═══ Dataset content ═══

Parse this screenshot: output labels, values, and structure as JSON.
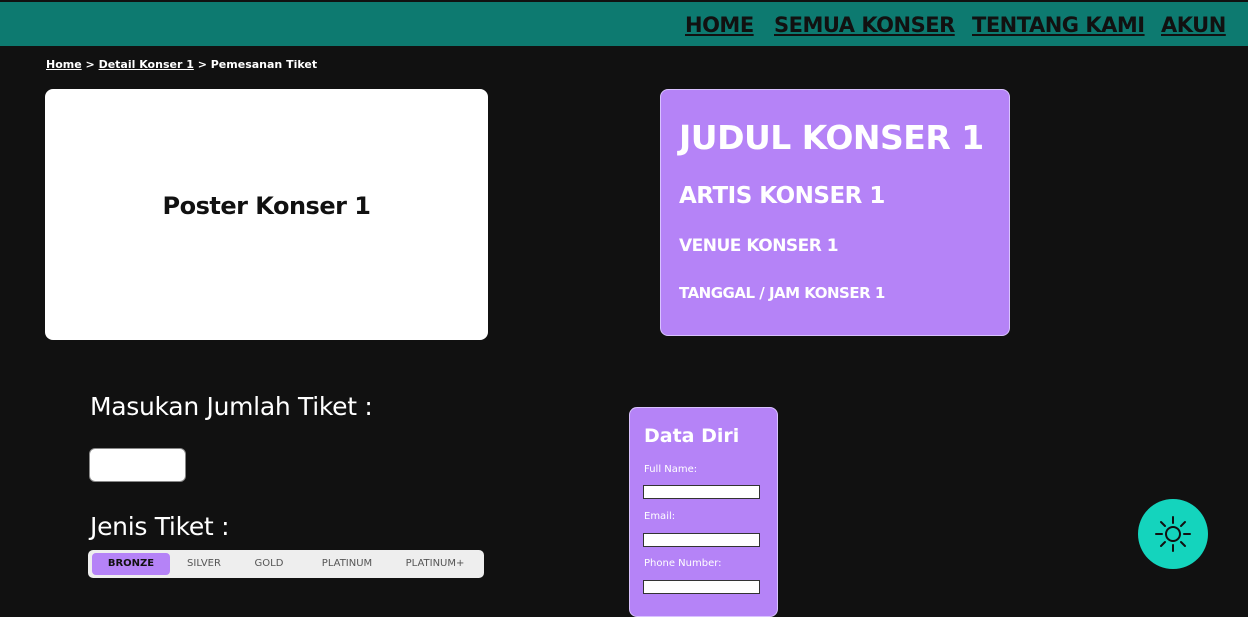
{
  "nav": {
    "items": [
      {
        "label": "HOME"
      },
      {
        "label": "SEMUA KONSER"
      },
      {
        "label": "TENTANG KAMI"
      },
      {
        "label": "AKUN"
      }
    ]
  },
  "breadcrumb": {
    "home": "Home",
    "sep1": " > ",
    "detail": "Detail Konser 1",
    "sep2": " > ",
    "current": "Pemesanan Tiket"
  },
  "poster": {
    "label": "Poster Konser 1"
  },
  "concert": {
    "title": "JUDUL KONSER 1",
    "artist": "ARTIS KONSER 1",
    "venue": "VENUE KONSER 1",
    "datetime": "TANGGAL / JAM KONSER 1"
  },
  "quantity": {
    "label": "Masukan Jumlah Tiket :",
    "value": ""
  },
  "ticket_type": {
    "label": "Jenis Tiket :",
    "options": [
      "BRONZE",
      "SILVER",
      "GOLD",
      "PLATINUM",
      "PLATINUM+"
    ],
    "selected": "BRONZE"
  },
  "form": {
    "title": "Data Diri",
    "full_name_label": "Full Name:",
    "email_label": "Email:",
    "phone_label": "Phone Number:",
    "full_name_value": "",
    "email_value": "",
    "phone_value": ""
  },
  "theme_toggle": {
    "icon": "sun-icon"
  },
  "colors": {
    "navbar": "#0d7a70",
    "background": "#111111",
    "card": "#b583f7",
    "toggle": "#14d4bd"
  }
}
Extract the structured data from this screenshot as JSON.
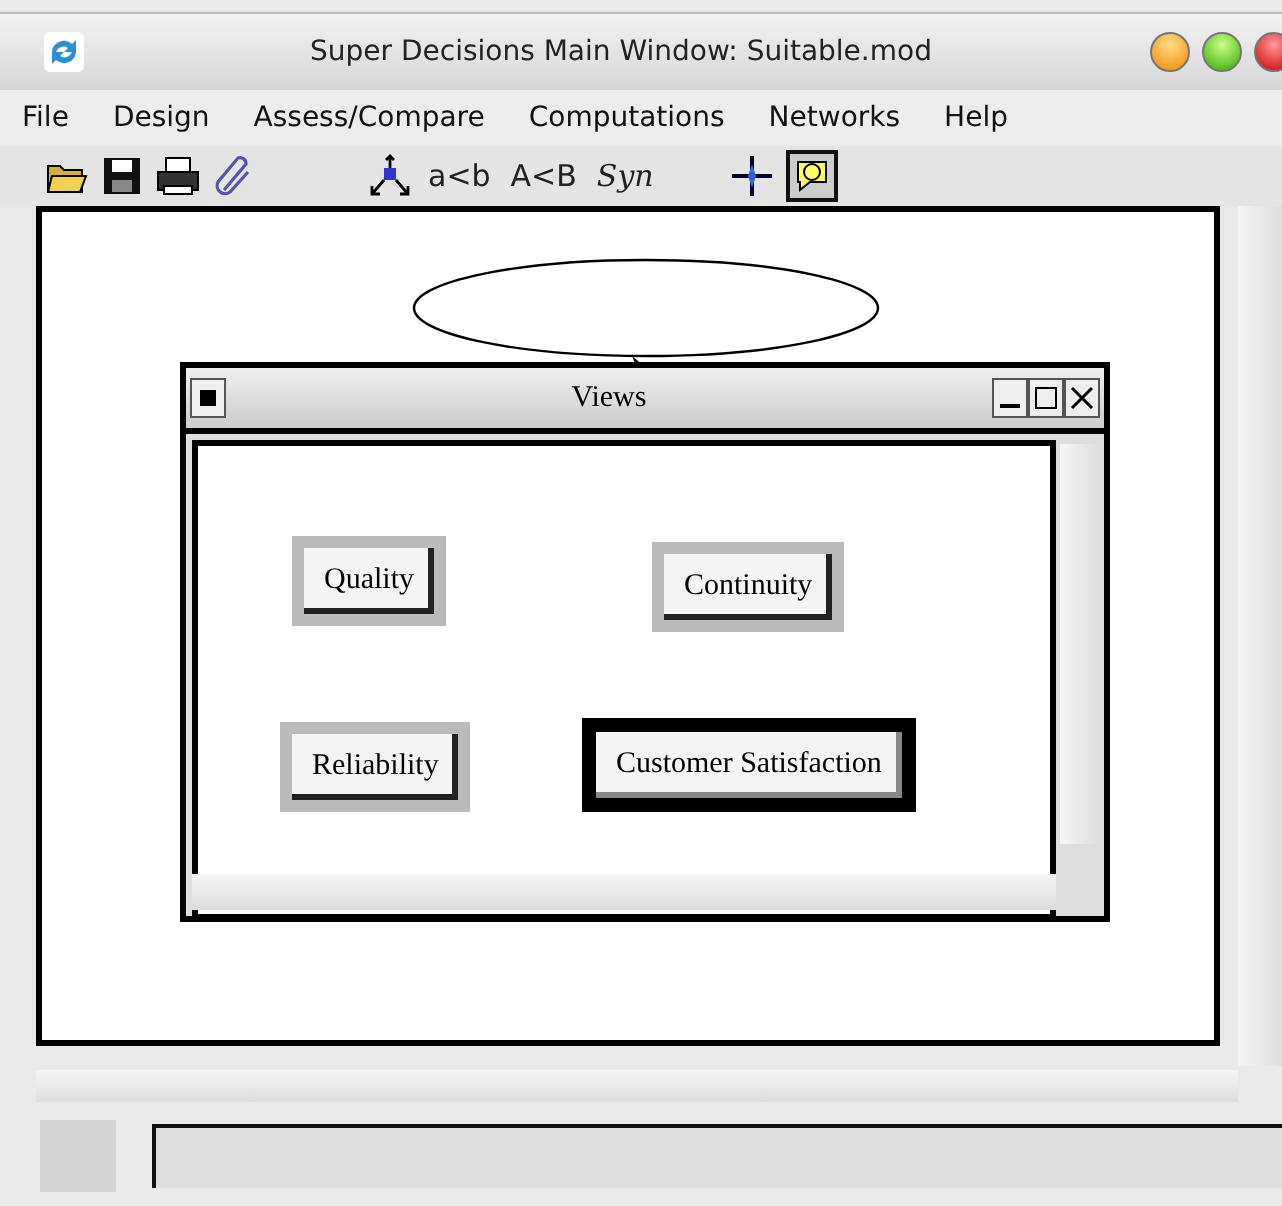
{
  "window": {
    "title": "Super Decisions Main Window: Suitable.mod"
  },
  "menu": [
    "File",
    "Design",
    "Assess/Compare",
    "Computations",
    "Networks",
    "Help"
  ],
  "toolbar": {
    "text_buttons": [
      {
        "label": "a<b",
        "kind": "plain"
      },
      {
        "label": "A<B",
        "kind": "plain"
      },
      {
        "label": "Syn",
        "kind": "script"
      }
    ],
    "help_pressed": true
  },
  "views_window": {
    "title": "Views",
    "nodes": [
      {
        "label": "Quality",
        "selected": false
      },
      {
        "label": "Continuity",
        "selected": false
      },
      {
        "label": "Reliability",
        "selected": false
      },
      {
        "label": "Customer Satisfaction",
        "selected": true
      }
    ]
  }
}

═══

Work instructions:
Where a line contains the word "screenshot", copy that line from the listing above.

Completed exercise:
Parse this screenshot: output labels, values, and structure as JSON.
Extract the structured data from this screenshot as JSON.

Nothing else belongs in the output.